Each line in the data must be reproduced as written, except for any picture.

PROVIDED MATERIAL section start

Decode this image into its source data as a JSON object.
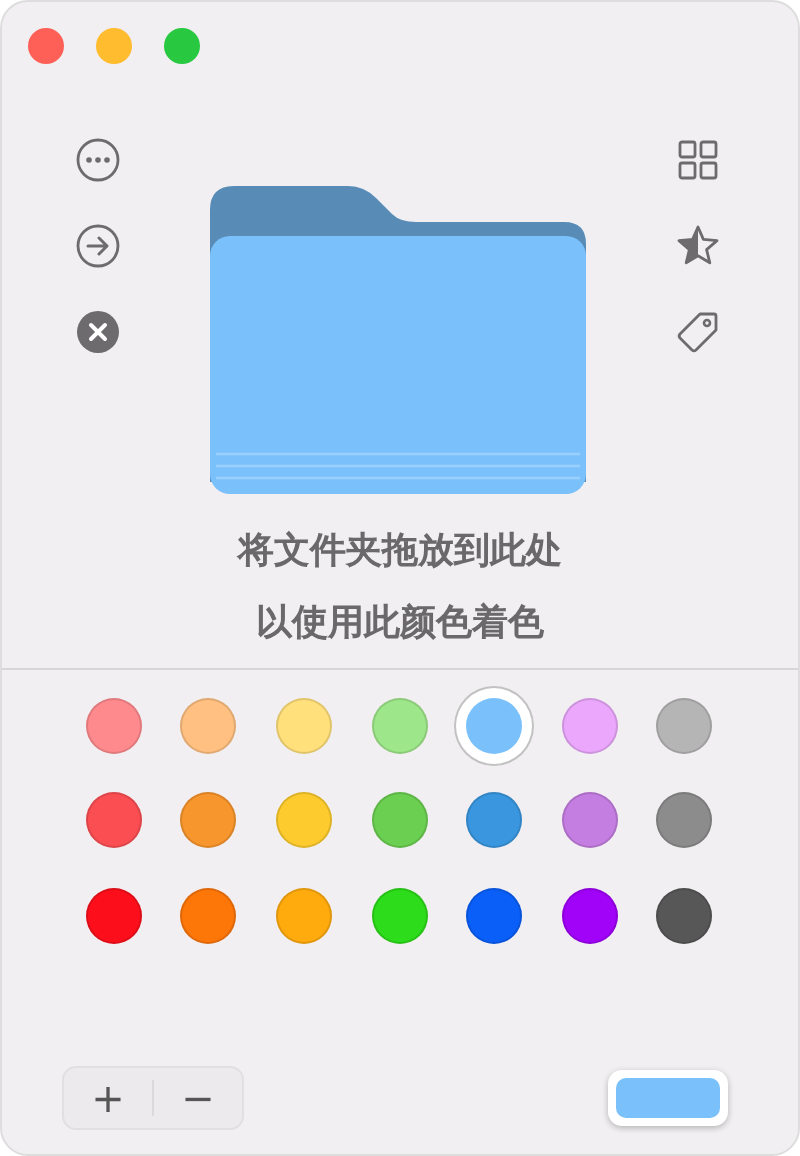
{
  "window": {
    "controls": [
      {
        "color": "#fe5f57"
      },
      {
        "color": "#febc2e"
      },
      {
        "color": "#28c840"
      }
    ]
  },
  "drop_hint": [
    "将文件夹拖放到此处",
    "以使用此颜色着色"
  ],
  "swatches": [
    [
      {
        "color": "#ff8a8e",
        "selected": false
      },
      {
        "color": "#ffc081",
        "selected": false
      },
      {
        "color": "#ffe07a",
        "selected": false
      },
      {
        "color": "#9ee68a",
        "selected": false
      },
      {
        "color": "#7ac1fc",
        "selected": true
      },
      {
        "color": "#eaa7fb",
        "selected": false
      },
      {
        "color": "#b5b5b5",
        "selected": false
      }
    ],
    [
      {
        "color": "#fb4e52",
        "selected": false
      },
      {
        "color": "#f7962c",
        "selected": false
      },
      {
        "color": "#fdcb2d",
        "selected": false
      },
      {
        "color": "#6bcf51",
        "selected": false
      },
      {
        "color": "#3a97df",
        "selected": false
      },
      {
        "color": "#c47de0",
        "selected": false
      },
      {
        "color": "#8c8c8c",
        "selected": false
      }
    ],
    [
      {
        "color": "#fc0f1b",
        "selected": false
      },
      {
        "color": "#fd7608",
        "selected": false
      },
      {
        "color": "#ffab0d",
        "selected": false
      },
      {
        "color": "#2ddc1a",
        "selected": false
      },
      {
        "color": "#0a5ff8",
        "selected": false
      },
      {
        "color": "#a102f8",
        "selected": false
      },
      {
        "color": "#575757",
        "selected": false
      }
    ]
  ],
  "bottom_bar": {
    "buttons": [
      "+",
      "−"
    ]
  }
}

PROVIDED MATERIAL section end

ANSWER SPACE:
Decode this image into its source data as a JSON object.
{
  "window": {
    "controls": [
      {
        "color": "#fe5f57"
      },
      {
        "color": "#febc2e"
      },
      {
        "color": "#28c840"
      }
    ]
  },
  "drop_hint": [
    "将文件夹拖放到此处",
    "以使用此颜色着色"
  ],
  "swatches": [
    [
      {
        "color": "#ff8a8e",
        "selected": false
      },
      {
        "color": "#ffc081",
        "selected": false
      },
      {
        "color": "#ffe07a",
        "selected": false
      },
      {
        "color": "#9ee68a",
        "selected": false
      },
      {
        "color": "#7ac1fc",
        "selected": true
      },
      {
        "color": "#eaa7fb",
        "selected": false
      },
      {
        "color": "#b5b5b5",
        "selected": false
      }
    ],
    [
      {
        "color": "#fb4e52",
        "selected": false
      },
      {
        "color": "#f7962c",
        "selected": false
      },
      {
        "color": "#fdcb2d",
        "selected": false
      },
      {
        "color": "#6bcf51",
        "selected": false
      },
      {
        "color": "#3a97df",
        "selected": false
      },
      {
        "color": "#c47de0",
        "selected": false
      },
      {
        "color": "#8c8c8c",
        "selected": false
      }
    ],
    [
      {
        "color": "#fc0f1b",
        "selected": false
      },
      {
        "color": "#fd7608",
        "selected": false
      },
      {
        "color": "#ffab0d",
        "selected": false
      },
      {
        "color": "#2ddc1a",
        "selected": false
      },
      {
        "color": "#0a5ff8",
        "selected": false
      },
      {
        "color": "#a102f8",
        "selected": false
      },
      {
        "color": "#575757",
        "selected": false
      }
    ]
  ],
  "bottom_bar": {
    "buttons": [
      "+",
      "−"
    ]
  }
}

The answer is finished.